_Instructions to follow:_ Locate every line below that contains the word "letter" and copy it.

_Records to use:_
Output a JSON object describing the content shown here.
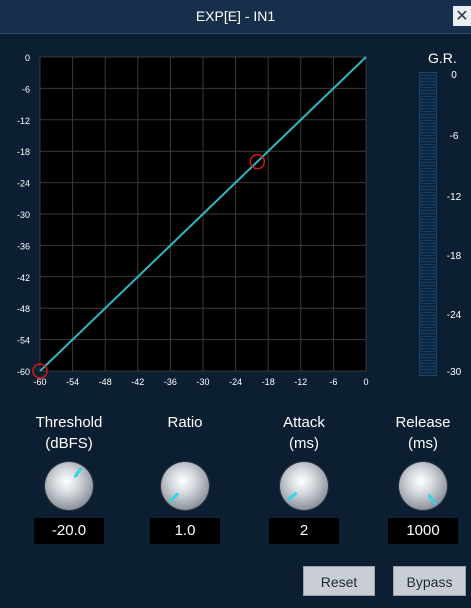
{
  "window": {
    "title": "EXP[E] - IN1",
    "close_glyph": "✕"
  },
  "graph": {
    "y_ticks": [
      "0",
      "-6",
      "-12",
      "-18",
      "-24",
      "-30",
      "-36",
      "-42",
      "-48",
      "-54",
      "-60"
    ],
    "x_ticks": [
      "-60",
      "-54",
      "-48",
      "-42",
      "-36",
      "-30",
      "-24",
      "-18",
      "-12",
      "-6",
      "0"
    ],
    "range_db": [
      -60,
      0
    ],
    "transfer_curve": [
      [
        -60,
        -60
      ],
      [
        0,
        0
      ]
    ],
    "handles": [
      {
        "name": "threshold-point",
        "x_db": -20,
        "y_db": -20
      },
      {
        "name": "floor-point",
        "x_db": -60,
        "y_db": -60
      }
    ],
    "colors": {
      "background": "#000000",
      "grid": "#3a3a3a",
      "line": "#2fb8c4",
      "handle": "#d01c1c"
    }
  },
  "gr_meter": {
    "label": "G.R.",
    "ticks": [
      "0",
      "-6",
      "-12",
      "-18",
      "-24",
      "-30"
    ],
    "range_db": [
      -30,
      0
    ]
  },
  "controls": {
    "threshold": {
      "label_line1": "Threshold",
      "label_line2": "(dBFS)",
      "value": "-20.0",
      "knob_angle_deg": 35
    },
    "ratio": {
      "label_line1": "Ratio",
      "label_line2": "",
      "value": "1.0",
      "knob_angle_deg": -135
    },
    "attack": {
      "label_line1": "Attack",
      "label_line2": "(ms)",
      "value": "2",
      "knob_angle_deg": -130
    },
    "release": {
      "label_line1": "Release",
      "label_line2": "(ms)",
      "value": "1000",
      "knob_angle_deg": 145
    }
  },
  "buttons": {
    "reset": "Reset",
    "bypass": "Bypass"
  },
  "accent_color": "#2fd6e6"
}
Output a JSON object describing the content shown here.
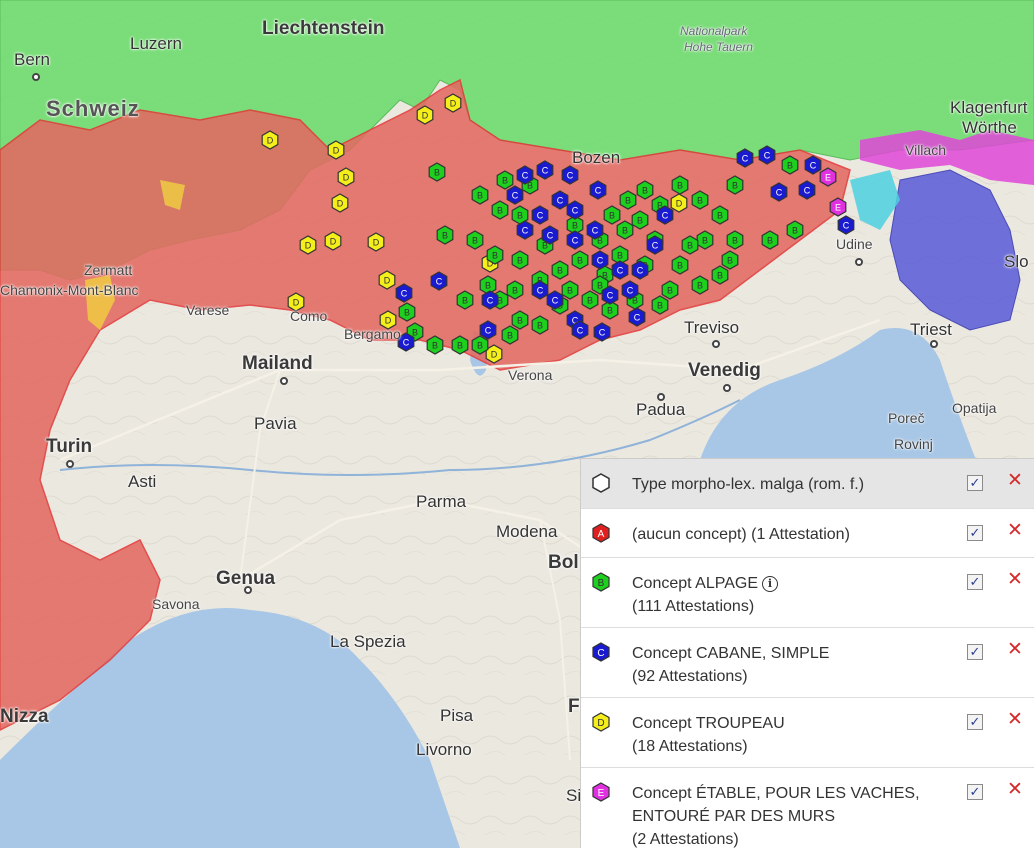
{
  "map": {
    "colors": {
      "land": "#ebe8e0",
      "water": "#a8c7e6",
      "green_region": "#6edc6e",
      "red_region": "#e26a62",
      "blue_region": "#5a5ad8",
      "magenta_region": "#e046d8",
      "cyan_region": "#4ed0e0",
      "yellow_region": "#f0d040"
    },
    "places": {
      "bern": "Bern",
      "luzern": "Luzern",
      "liechtenstein": "Liechtenstein",
      "schweiz": "Schweiz",
      "nationalpark": "Nationalpark",
      "hohe_tauern": "Hohe Tauern",
      "klagenfurt": "Klagenfurt",
      "worthe": "Wörthe",
      "villach": "Villach",
      "bozen": "Bozen",
      "zermatt": "Zermatt",
      "chamonix": "Chamonix-Mont-Blanc",
      "varese": "Varese",
      "como": "Como",
      "bergamo": "Bergamo",
      "udine": "Udine",
      "slo": "Slo",
      "triest": "Triest",
      "treviso": "Treviso",
      "mailand": "Mailand",
      "venedig": "Venedig",
      "verona": "Verona",
      "padua": "Padua",
      "pavia": "Pavia",
      "turin": "Turin",
      "asti": "Asti",
      "parma": "Parma",
      "modena": "Modena",
      "bologna": "Bol",
      "genua": "Genua",
      "savona": "Savona",
      "la_spezia": "La Spezia",
      "pisa": "Pisa",
      "livorno": "Livorno",
      "florenz": "Flor",
      "siena": "Si",
      "porec": "Poreč",
      "rovinj": "Rovinj",
      "opatija": "Opatija",
      "nizza": "Nizza"
    }
  },
  "markers": {
    "A": {
      "letter": "A",
      "color": "#e02020"
    },
    "B": {
      "letter": "B",
      "color": "#1ed01e"
    },
    "C": {
      "letter": "C",
      "color": "#1a1ad0"
    },
    "D": {
      "letter": "D",
      "color": "#f4ee1a"
    },
    "E": {
      "letter": "E",
      "color": "#e030e0"
    }
  },
  "legend": {
    "header": {
      "label": "Type morpho-lex. malga (rom. f.)",
      "checked": "✓",
      "remove": "✕"
    },
    "items": [
      {
        "line1": "(aucun concept) (1 Attestation)",
        "line2": "",
        "checked": "✓",
        "remove": "✕"
      },
      {
        "line1": "Concept ALPAGE",
        "info": "i",
        "line2": "(111 Attestations)",
        "checked": "✓",
        "remove": "✕"
      },
      {
        "line1": "Concept CABANE, SIMPLE",
        "line2": "(92 Attestations)",
        "checked": "✓",
        "remove": "✕"
      },
      {
        "line1": "Concept TROUPEAU",
        "line2": "(18 Attestations)",
        "checked": "✓",
        "remove": "✕"
      },
      {
        "line1": "Concept ÉTABLE, POUR LES VACHES,",
        "line2": "ENTOURÉ PAR DES MURS",
        "line3": "(2 Attestations)",
        "checked": "✓",
        "remove": "✕"
      }
    ]
  }
}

_Result of this exercise:_
      "letter": "A",
      "letter": "B",
      "letter": "C",
      "letter": "D",
      "letter": "E",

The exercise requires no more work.